“It feels real good, I’m about to go celebrate with my team,” Bryant said. "Once I get in a rhythm I just keep going. All that hard work paid off in the end.”
With early scholarship offers from LSU, Florida State, Georgia, Oklahoma, Alabama and Florida, Bryant is expected to be one of the top running backs not only in the state but the country next season.
Bryant, who said distance will not be a factor in his recruitment, talked about Oklahoma, the most recent school to offer him.
“I like Oklahoma, they run the ball a lot,” he said. “They do a lot with the running backs and they have a good running back history. I like them a lot. I’d like to get out to Oklahoma and visit there soon.”
Florida was the first team to offer Bryant and he said he likes the pro-style system that Florida has implemented since Will Muschamp took over.
“Florida is starting to run the ball a little bit more,” Bryant said. "Coach Aubrey [Hill] said they will be in the pro-style, so I like that, too.”
With Charlie Weis having left Florida to take the head coaching job at Kansas, Bryant said the departure won’t change how he feels about the Gators.
“It won’t affect me,” Bryant said. “It’s just the way they run their program -- I like their program. One person can’t change it.”
Bryant said he talks to Oklahoma and LSU the most and is intrigued by the thought of playing for the Tigers.
“LSU, I mean they are in the national championship game, so I like that,” Bryant said. “They throw the ball, they have a good defense. I just like the program.”
Bryant, who said he won’t decide what school he will attend until sometime next year, said his decision will come down to where he feels the most comfortable.
“Be comfortable where I’m at, somewhere where I can play as soon as I get there," he said. "I want to have a good relationship with the coaches. I just want it to feel like family.”
Bryant, along with Adam Lane (5-7/206, Winter Haven, Fla./Winter Haven), Kelvin Taylor (5-11/205, Belle Glade, Fla./Glades Day), Ryan Green (5-11/190, St. Petersburg, Fla./St. Pete Catholic) and Georgia commit Derrick Henry (6-3/231, Yulee, Fla./Yulee), is among the top running backs in the state for 2013.
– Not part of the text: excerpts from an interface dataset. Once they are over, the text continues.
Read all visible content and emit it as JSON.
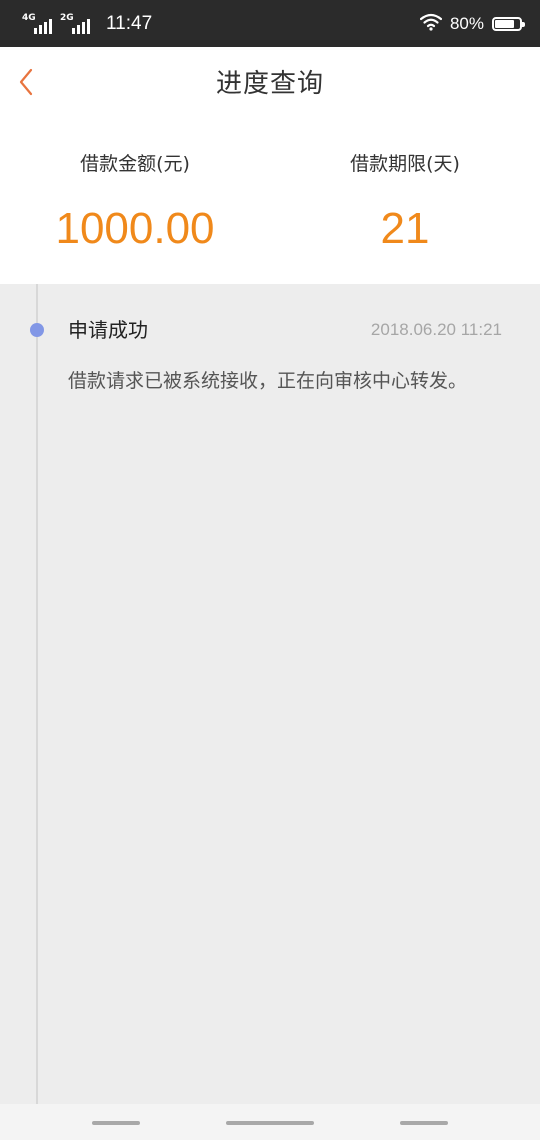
{
  "status_bar": {
    "network1_label": "4G",
    "network2_label": "2G",
    "time": "11:47",
    "battery_percent": "80%",
    "battery_level": 0.8
  },
  "header": {
    "title": "进度查询",
    "back_icon": "chevron-left-icon",
    "back_icon_color": "#e8743f"
  },
  "summary": {
    "amount_label": "借款金额(元)",
    "amount_value": "1000.00",
    "term_label": "借款期限(天)",
    "term_value": "21",
    "value_color": "#f0891b"
  },
  "timeline": {
    "events": [
      {
        "title": "申请成功",
        "time": "2018.06.20 11:21",
        "description": "借款请求已被系统接收，正在向审核中心转发。",
        "dot_color": "#8297e6"
      }
    ]
  }
}
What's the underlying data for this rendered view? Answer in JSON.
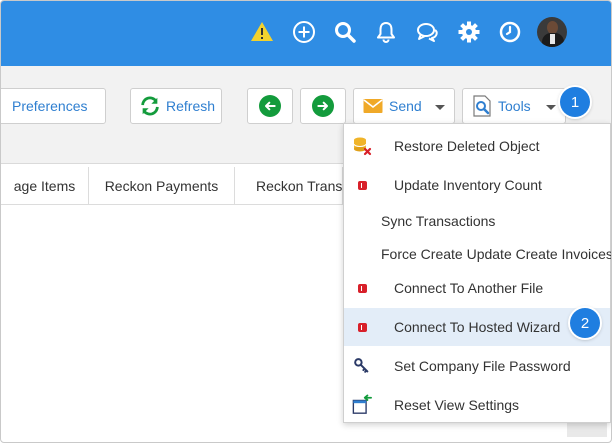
{
  "colors": {
    "topbar": "#2f8de4",
    "link": "#2f7fd0",
    "green": "#139b3c",
    "callout": "#1f7ee0",
    "highlight": "#e3edf8"
  },
  "topbar": {
    "icons": [
      "warning-icon",
      "add-circle-icon",
      "search-icon",
      "bell-icon",
      "chat-icon",
      "gear-icon",
      "clock-icon",
      "user-avatar"
    ]
  },
  "toolbar": {
    "preferences_label": "Preferences",
    "refresh_label": "Refresh",
    "send_label": "Send",
    "tools_label": "Tools"
  },
  "tabs": [
    "age Items",
    "Reckon Payments",
    "Reckon Transa"
  ],
  "menu": {
    "items": [
      {
        "label": "Restore Deleted Object",
        "icon": "database-delete-icon"
      },
      {
        "label": "Update Inventory Count",
        "icon": "reckon-icon"
      },
      {
        "label": "Sync Transactions",
        "icon": ""
      },
      {
        "label": "Force Create Update Create Invoices",
        "icon": ""
      },
      {
        "label": "Connect To Another File",
        "icon": "reckon-icon"
      },
      {
        "label": "Connect To Hosted Wizard",
        "icon": "reckon-icon"
      },
      {
        "label": "Set Company File Password",
        "icon": "key-icon"
      },
      {
        "label": "Reset View Settings",
        "icon": "window-reset-icon"
      }
    ]
  },
  "callouts": [
    "1",
    "2"
  ]
}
“I wasn’t much for lobbying the last time we were in that situation,” Stoops said Tuesday during his weekly press conference. “And it worked out pretty good.”
That year, OU edged Texas in the BCS to break a three-way tie for the Big 12 South, propelling the Sooners to the national championship game.
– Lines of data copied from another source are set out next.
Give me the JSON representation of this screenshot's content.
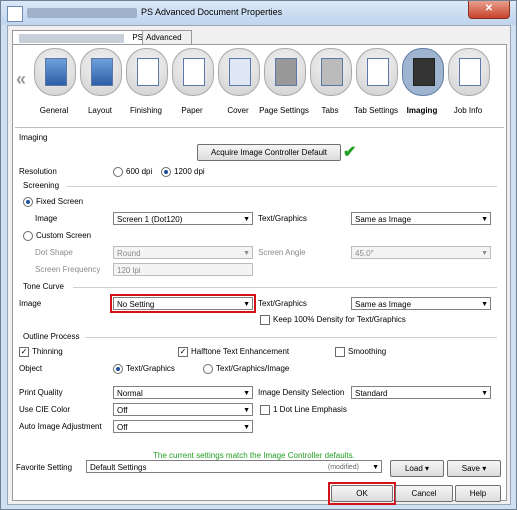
{
  "window": {
    "title": "PS Advanced Document Properties",
    "close_glyph": "✕"
  },
  "tabs": [
    {
      "label": "PS"
    },
    {
      "label": "Advanced"
    }
  ],
  "nav": {
    "left_arrow": "«"
  },
  "categories": [
    {
      "label": "General"
    },
    {
      "label": "Layout"
    },
    {
      "label": "Finishing"
    },
    {
      "label": "Paper"
    },
    {
      "label": "Cover"
    },
    {
      "label": "Page Settings"
    },
    {
      "label": "Tabs"
    },
    {
      "label": "Tab Settings"
    },
    {
      "label": "Imaging"
    },
    {
      "label": "Job Info"
    }
  ],
  "imaging": {
    "section": "Imaging",
    "acquire_button": "Acquire Image Controller Default",
    "resolution": {
      "label": "Resolution",
      "opt1": "600 dpi",
      "opt2": "1200 dpi"
    }
  },
  "screening": {
    "section": "Screening",
    "fixed": "Fixed Screen",
    "image_label": "Image",
    "image_value": "Screen 1 (Dot120)",
    "tg_label": "Text/Graphics",
    "tg_value": "Same as Image",
    "custom": "Custom Screen",
    "dot_label": "Dot Shape",
    "dot_value": "Round",
    "angle_label": "Screen Angle",
    "angle_value": "45.0°",
    "freq_label": "Screen Frequency",
    "freq_value": "120 lpi"
  },
  "tone": {
    "section": "Tone Curve",
    "image_label": "Image",
    "image_value": "No Setting",
    "tg_label": "Text/Graphics",
    "tg_value": "Same as Image",
    "keep": "Keep 100% Density for Text/Graphics"
  },
  "outline": {
    "section": "Outline Process",
    "thinning": "Thinning",
    "halftone": "Halftone Text Enhancement",
    "smoothing": "Smoothing",
    "object_label": "Object",
    "obj1": "Text/Graphics",
    "obj2": "Text/Graphics/Image"
  },
  "quality": {
    "pq_label": "Print Quality",
    "pq_value": "Normal",
    "cie_label": "Use CIE Color",
    "cie_value": "Off",
    "auto_label": "Auto Image Adjustment",
    "auto_value": "Off",
    "ids_label": "Image Density Selection",
    "ids_value": "Standard",
    "dot_line": "1 Dot Line Emphasis"
  },
  "status": "The current settings match the Image Controller defaults.",
  "favorite": {
    "label": "Favorite Setting",
    "value": "Default Settings",
    "modified": "(modified)",
    "load": "Load",
    "save": "Save"
  },
  "buttons": {
    "ok": "OK",
    "cancel": "Cancel",
    "help": "Help"
  },
  "colors": {
    "highlight": "#d1121a",
    "status": "#23a023"
  }
}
Oklahoma's national title hopes got two big breaks Saturday.
Boise State and Stanford both broke down and lost on their home fields — just like the Sooners did last month.
So here Oklahoma sits at a tidy No. 5 in the latest BCS standings, with a date against No. 2 Oklahoma State coming into focus.
The biggest problem?
The two teams ahead of the Sooners have only one blemish: A loss to the nation's No. 1 team, LSU.
Would a victory over Oklahoma State on Dec. 3 in the de facto Big 12 title game slingshot the Sooners into the national championship game?
Ultimately, it's going to depend on voters, who make up two-thirds of the BCS standings. The Sooners are strong in the computers — they're in the top five in five of the six computer rankings (and sixth in the other) and below both Alabama and Oregon in just three. Oklahoma State is No. 1 in three of the computer rankings.
Oklahoma's best hope? A voter mutiny against a rematch between LSU and Oregon (LSU won 40-27 in Dallas on Sept. 3) or Alabama and LSU (LSU won in overtime in Tuscaloosa, 9-6) and an impressive closing stanza for voters to remember the Sooners before coaches cast their ballots in the USA Today poll and before Harris poll voters send their ballots in.
Oklahoma, if it wins out, would have an impressive five victories over top-25 teams. Oregon would have two. Alabama would have four.
The Sooners, though, will have difficulty outrunning that Texas Tech loss, which gets worse and worse by the week. The Red Raiders have lost five of six games, and have been outscored 159-33 in losses to Iowa State, Texas and Oklahoma State.
Call it a fluke if you want, but championship teams don't have fluke losses. It could cost Oklahoma a shot at the title.
That is, unless the Sooners win out and voters say Alabama and Oregon don't deserve another chance to knock off Les Miles' team.